Top of Recorded data

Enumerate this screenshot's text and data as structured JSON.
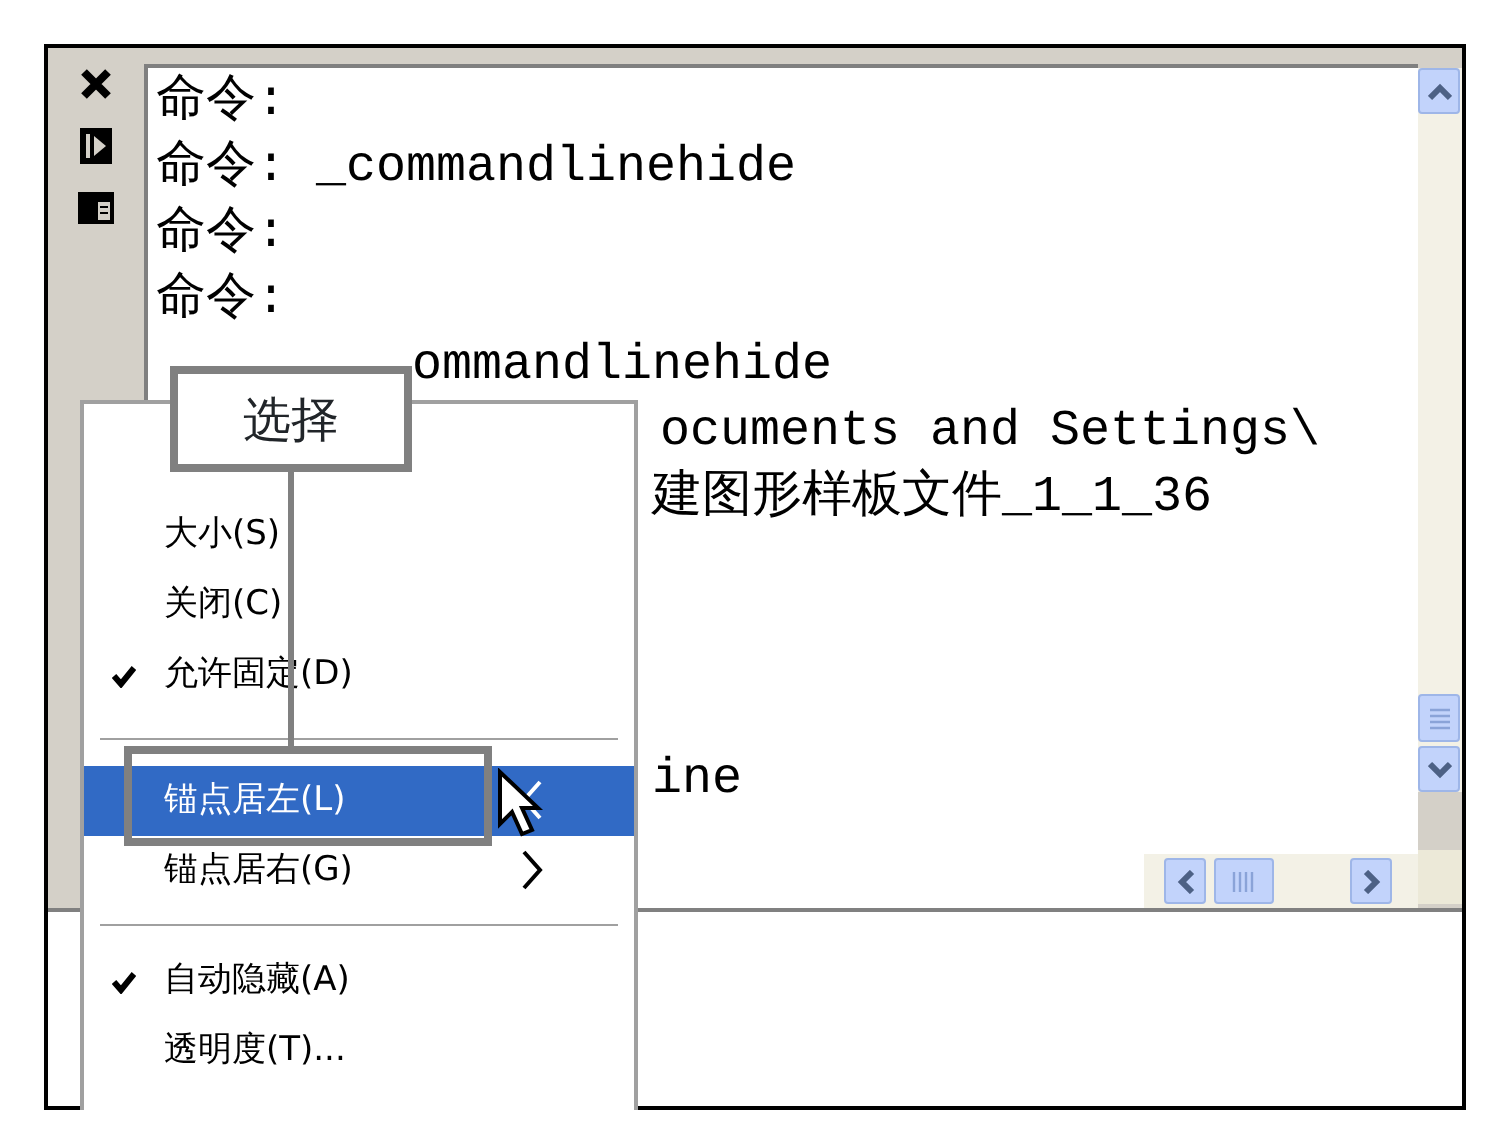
{
  "command_window": {
    "lines": [
      {
        "text": "命令:"
      },
      {
        "text": "命令: _commandlinehide"
      },
      {
        "text": "命令:"
      },
      {
        "text": "命令:"
      },
      {
        "text": "ommandlinehide"
      },
      {
        "text": "ocuments and Settings\\"
      },
      {
        "text": "建图形样板文件_1_1_36"
      },
      {
        "text": "ine"
      }
    ]
  },
  "context_menu": {
    "items": [
      {
        "kind": "item",
        "label": "大小(S)",
        "checked": false,
        "selected": false
      },
      {
        "kind": "item",
        "label": "关闭(C)",
        "checked": false,
        "selected": false
      },
      {
        "kind": "item",
        "label": "允许固定(D)",
        "checked": true,
        "selected": false
      },
      {
        "kind": "separator"
      },
      {
        "kind": "item",
        "label": "锚点居左(L)",
        "checked": false,
        "selected": true
      },
      {
        "kind": "item",
        "label": "锚点居右(G)",
        "checked": false,
        "selected": false
      },
      {
        "kind": "separator"
      },
      {
        "kind": "item",
        "label": "自动隐藏(A)",
        "checked": true,
        "selected": false
      },
      {
        "kind": "item",
        "label": "透明度(T)...",
        "checked": false,
        "selected": false
      }
    ]
  },
  "callout": {
    "label": "选择"
  }
}
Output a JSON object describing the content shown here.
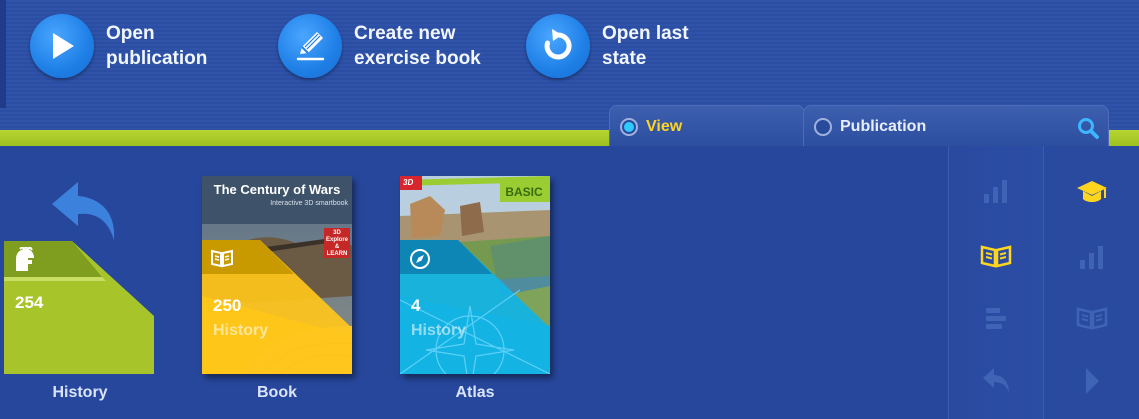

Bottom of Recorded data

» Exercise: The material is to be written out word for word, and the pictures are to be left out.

» Answer box:
Enumerate this screenshot's text and data as structured JSON.
{
  "command_window": {
    "lines": [
      {
        "text": "命令:"
      },
      {
        "text": "命令: _commandlinehide"
      },
      {
        "text": "命令:"
      },
      {
        "text": "命令:"
      },
      {
        "text": "ommandlinehide"
      },
      {
        "text": "ocuments and Settings\\"
      },
      {
        "text": "建图形样板文件_1_1_36"
      },
      {
        "text": "ine"
      }
    ]
  },
  "context_menu": {
    "items": [
      {
        "kind": "item",
        "label": "大小(S)",
        "checked": false,
        "selected": false
      },
      {
        "kind": "item",
        "label": "关闭(C)",
        "checked": false,
        "selected": false
      },
      {
        "kind": "item",
        "label": "允许固定(D)",
        "checked": true,
        "selected": false
      },
      {
        "kind": "separator"
      },
      {
        "kind": "item",
        "label": "锚点居左(L)",
        "checked": false,
        "selected": true
      },
      {
        "kind": "item",
        "label": "锚点居右(G)",
        "checked": false,
        "selected": false
      },
      {
        "kind": "separator"
      },
      {
        "kind": "item",
        "label": "自动隐藏(A)",
        "checked": true,
        "selected": false
      },
      {
        "kind": "item",
        "label": "透明度(T)...",
        "checked": false,
        "selected": false
      }
    ]
  },
  "callout": {
    "label": "选择"
  }
}
Output a JSON object describing the content shown here.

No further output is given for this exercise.